Sunday, October 23, 2011

Leaving Sun Valley

October 17, 2011

Below is a picture of our "campground" showing a portion of the 109 rigs in Sun Valley, ours is the one to the left of the blue truck.  There are other full service campgrounds around a few south of Ketchum in the town of Hailey but not nearly enough to handle the entire crowd.  The hosts at the parking lot have been hosting for 12 years.  Thats dedication because they come in about a week before the parking lot is open and they do the striping and numbering the aisles.

Leaving Sun Valley south on Hwy 75 we decided to go over to Craters of the Moon National Monument and Preserve.  We turned east on Hwy 20 and pass two small towns; Picabo and Carey.  This is Carey, the larger of the two.  All the trucks on the right are empty livestock trailers, they might be waiting for all the sheep that need to be transported to Southern California.  No wonder lamb is so expensive.

Craters of the Moon are lava flows, just no mountain, only several places that the lava flowed or spit out cinder.  It covers about 750,000 miles
As soon as we got into some lava I had to stop and have a closer look.  What looks like a long tree branch and then bent in the middle is actually a type of lava that cools quickly and then was pushed by other lava.

This is a cinder cone, which can spew just cinders or sort of spatter.  All the little white spots are little white plants.  During the summer the ground temperatures can reach 150 degrees.  The plants here have to adapt or die.  There is very little water.

A close up of the white plants.  These plants have "hair" on the branches and leaves.  When there is moisture in the air the hairs open up and absorb the moisture for the plant.

 Buddy waiting for us.  He is a very good traveler but he can sure get into trouble easily if I have left anything in the truck or even my purse that he thinks might have food.

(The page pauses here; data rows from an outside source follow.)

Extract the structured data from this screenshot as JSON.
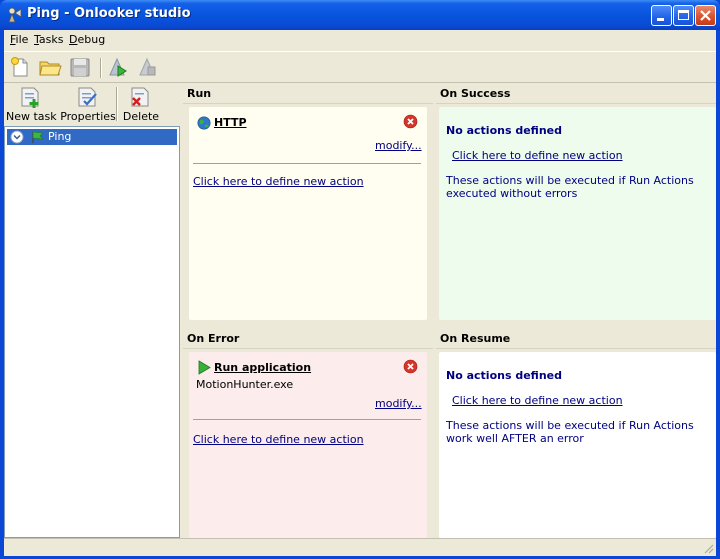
{
  "window": {
    "title": "Ping - Onlooker studio"
  },
  "menu": [
    {
      "label": "File",
      "mnemonic": "F",
      "rest": "ile"
    },
    {
      "label": "Tasks",
      "mnemonic": "T",
      "rest": "asks"
    },
    {
      "label": "Debug",
      "mnemonic": "D",
      "rest": "ebug"
    }
  ],
  "toolbar": {
    "icons": [
      "new-document-icon",
      "open-folder-icon",
      "save-disk-icon",
      "run-green-icon",
      "stop-gray-icon"
    ]
  },
  "task_toolbar": {
    "new_task": "New task",
    "properties": "Properties",
    "delete": "Delete"
  },
  "tree": {
    "items": [
      {
        "label": "Ping",
        "selected": true
      }
    ]
  },
  "panels": {
    "run": {
      "title": "Run",
      "action_name": "HTTP",
      "modify": "modify...",
      "define_link": "Click here to define new action",
      "bg": "#fffef0"
    },
    "on_success": {
      "title": "On Success",
      "no_actions": "No actions defined",
      "define_link": "Click here to define new action",
      "description": "These actions will be executed if Run Actions executed without errors",
      "bg": "#eefcee"
    },
    "on_error": {
      "title": "On Error",
      "action_name": "Run application",
      "action_detail": "MotionHunter.exe",
      "modify": "modify...",
      "define_link": "Click here to define new action",
      "bg": "#fcecec"
    },
    "on_resume": {
      "title": "On Resume",
      "no_actions": "No actions defined",
      "define_link": "Click here to define new action",
      "description": "These actions will be executed if Run Actions work well AFTER an error",
      "bg": "#ffffff"
    }
  },
  "colors": {
    "titlebar": "#0855dd",
    "selection": "#316ac5",
    "link": "#000080",
    "chrome": "#ece9d8"
  }
}
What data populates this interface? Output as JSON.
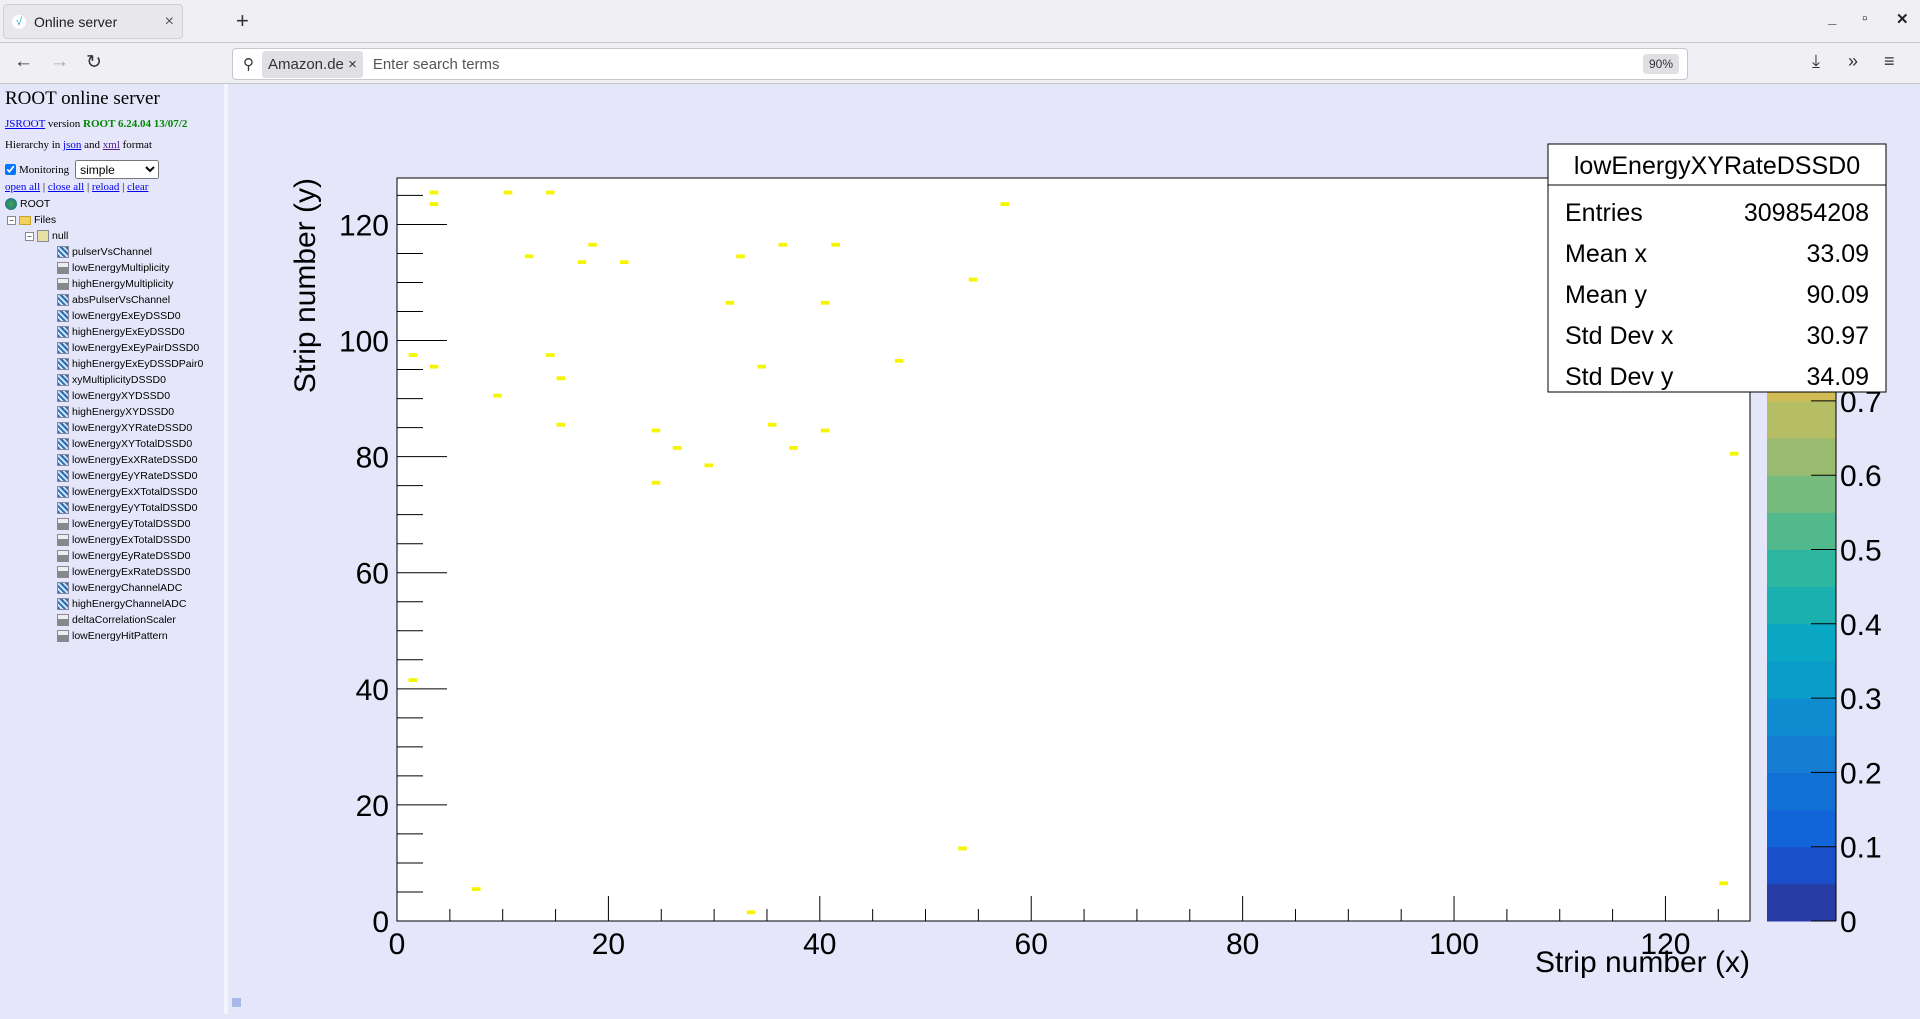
{
  "browser": {
    "tab_title": "Online server",
    "new_tab": "+",
    "tab_close": "×",
    "search_chip": "Amazon.de",
    "search_chip_close": "×",
    "search_placeholder": "Enter search terms",
    "zoom": "90%",
    "icons": [
      "back-icon",
      "forward-icon",
      "reload-icon",
      "search-icon",
      "download-icon",
      "overflow-icon",
      "menu-icon",
      "minimize-icon",
      "maximize-icon",
      "close-icon"
    ]
  },
  "left": {
    "title": "ROOT online server",
    "jsroot_link": "JSROOT",
    "version_text": "version",
    "version": "ROOT 6.24.04 13/07/2",
    "hier_prefix": "Hierarchy in",
    "json_link": "json",
    "and": "and",
    "xml_link": "xml",
    "format": "format",
    "monitoring_label": "Monitoring",
    "monitoring_checked": true,
    "monitoring_mode": "simple",
    "actions": {
      "open_all": "open all",
      "close_all": "close all",
      "reload": "reload",
      "clear": "clear",
      "sep": "|"
    },
    "tree": {
      "root": "ROOT",
      "files": "Files",
      "null": "null",
      "items": [
        {
          "label": "pulserVsChannel",
          "type": "h2"
        },
        {
          "label": "lowEnergyMultiplicity",
          "type": "h1"
        },
        {
          "label": "highEnergyMultiplicity",
          "type": "h1"
        },
        {
          "label": "absPulserVsChannel",
          "type": "h2"
        },
        {
          "label": "lowEnergyExEyDSSD0",
          "type": "h2"
        },
        {
          "label": "highEnergyExEyDSSD0",
          "type": "h2"
        },
        {
          "label": "lowEnergyExEyPairDSSD0",
          "type": "h2"
        },
        {
          "label": "highEnergyExEyDSSDPair0",
          "type": "h2"
        },
        {
          "label": "xyMultiplicityDSSD0",
          "type": "h2"
        },
        {
          "label": "lowEnergyXYDSSD0",
          "type": "h2"
        },
        {
          "label": "highEnergyXYDSSD0",
          "type": "h2"
        },
        {
          "label": "lowEnergyXYRateDSSD0",
          "type": "h2"
        },
        {
          "label": "lowEnergyXYTotalDSSD0",
          "type": "h2"
        },
        {
          "label": "lowEnergyExXRateDSSD0",
          "type": "h2"
        },
        {
          "label": "lowEnergyEyYRateDSSD0",
          "type": "h2"
        },
        {
          "label": "lowEnergyExXTotalDSSD0",
          "type": "h2"
        },
        {
          "label": "lowEnergyEyYTotalDSSD0",
          "type": "h2"
        },
        {
          "label": "lowEnergyEyTotalDSSD0",
          "type": "h1"
        },
        {
          "label": "lowEnergyExTotalDSSD0",
          "type": "h1"
        },
        {
          "label": "lowEnergyEyRateDSSD0",
          "type": "h1"
        },
        {
          "label": "lowEnergyExRateDSSD0",
          "type": "h1"
        },
        {
          "label": "lowEnergyChannelADC",
          "type": "h2"
        },
        {
          "label": "highEnergyChannelADC",
          "type": "h2"
        },
        {
          "label": "deltaCorrelationScaler",
          "type": "h1"
        },
        {
          "label": "lowEnergyHitPattern",
          "type": "h1"
        }
      ]
    }
  },
  "stats": {
    "title": "lowEnergyXYRateDSSD0",
    "rows": [
      {
        "label": "Entries",
        "value": "309854208"
      },
      {
        "label": "Mean x",
        "value": "33.09"
      },
      {
        "label": "Mean y",
        "value": "90.09"
      },
      {
        "label": "Std Dev x",
        "value": "30.97"
      },
      {
        "label": "Std Dev y",
        "value": "34.09"
      }
    ]
  },
  "chart_data": {
    "type": "heatmap",
    "title": "",
    "xlabel": "Strip number (x)",
    "ylabel": "Strip number (y)",
    "xlim": [
      0,
      128
    ],
    "ylim": [
      0,
      128
    ],
    "zlim": [
      0,
      1
    ],
    "xticks": [
      0,
      20,
      40,
      60,
      80,
      100,
      120
    ],
    "yticks": [
      0,
      20,
      40,
      60,
      80,
      100,
      120
    ],
    "zticks": [
      "0",
      "0.1",
      "0.2",
      "0.3",
      "0.4",
      "0.5",
      "0.6",
      "0.7"
    ],
    "grid": false,
    "bin_color": "#f5f500",
    "palette": [
      "#283ca6",
      "#1a4fc9",
      "#1264d9",
      "#1170d4",
      "#157dd1",
      "#0f8ccf",
      "#0b9dc9",
      "#0aa7c4",
      "#1ab0b0",
      "#2db7a0",
      "#52b98d",
      "#76bb7d",
      "#99bb6f",
      "#b5bd65",
      "#d1bb56",
      "#e9b945",
      "#f9c234",
      "#f7d52c",
      "#f5e624",
      "#f9fb0e"
    ],
    "bins": [
      [
        1,
        41
      ],
      [
        1,
        97
      ],
      [
        3,
        125
      ],
      [
        3,
        123
      ],
      [
        3,
        95
      ],
      [
        7,
        5
      ],
      [
        9,
        90
      ],
      [
        10,
        125
      ],
      [
        12,
        114
      ],
      [
        14,
        125
      ],
      [
        14,
        97
      ],
      [
        15,
        93
      ],
      [
        15,
        85
      ],
      [
        17,
        113
      ],
      [
        18,
        116
      ],
      [
        21,
        113
      ],
      [
        24,
        84
      ],
      [
        24,
        75
      ],
      [
        26,
        81
      ],
      [
        29,
        78
      ],
      [
        31,
        106
      ],
      [
        32,
        114
      ],
      [
        33,
        1
      ],
      [
        34,
        95
      ],
      [
        35,
        85
      ],
      [
        36,
        116
      ],
      [
        37,
        81
      ],
      [
        40,
        106
      ],
      [
        40,
        84
      ],
      [
        41,
        116
      ],
      [
        47,
        96
      ],
      [
        53,
        12
      ],
      [
        54,
        110
      ],
      [
        57,
        123
      ],
      [
        125,
        6
      ],
      [
        126,
        80
      ]
    ],
    "bin_value": 1
  }
}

We were lucky to meet up with a Ranger that led a group to one of the lava tubes.  Along the way we came across this gopher snake.  The snake put his head into the little crevice and peered out the other side and was very still, I guess he thought we couldn't see his long body.
 These are two circles of rocks put there from long ago Indians that traveled through the area.  There is only speculation as to what this is.  Some geologist say that the rocks were used to help hold down tepees in the wind.  This is at the top of a knoll and usually windy.  the lava tubes are close and are known as the Indian Caves because there was evidence of Indians using the caves, probably the Shoshone.  The temperatures in the caves (tubes) is much cooler than on top and could store food in there.

A small tube that has collapsed

Our group climbing down into the cave

The cave was about 500 ft long at this area.  This is the other end of the cave.  If you climb over the lava ruble and then turn left and go another 300 ft you come out on top again.

 This side trip was well worth the effort.  If you go be sure to have sturdy shoes and be able to spend at least 2 hrs there.  Better yet stay at their campground and then you can enjoy  some of the many trails every where.

Craters of the Moon is where NASA's Apollo Astronauts Alan Shepard, Edgar Mitchell, Eugene Cernan and Joe Engle learned basic volcanic geology in 1969 as they prepared for their moon missions.

The early pioneers on the Oregon Trail went along the Snake River to the south of Craters of the Moon, however there was a group of them that took a short cut called Goodale's Cutoff that went on the north side of the Craters of the Moon.


  1. Interesting about the pioneers that took that short cut. I've already decided that on our next trip through Idaho we'll stop at Sun Valley. Now maybe we'll have to stop at Craters of the Moon, too!

  2. Nice tour, we visited the park on the way to Yellowstone a year ago. Crazy place:)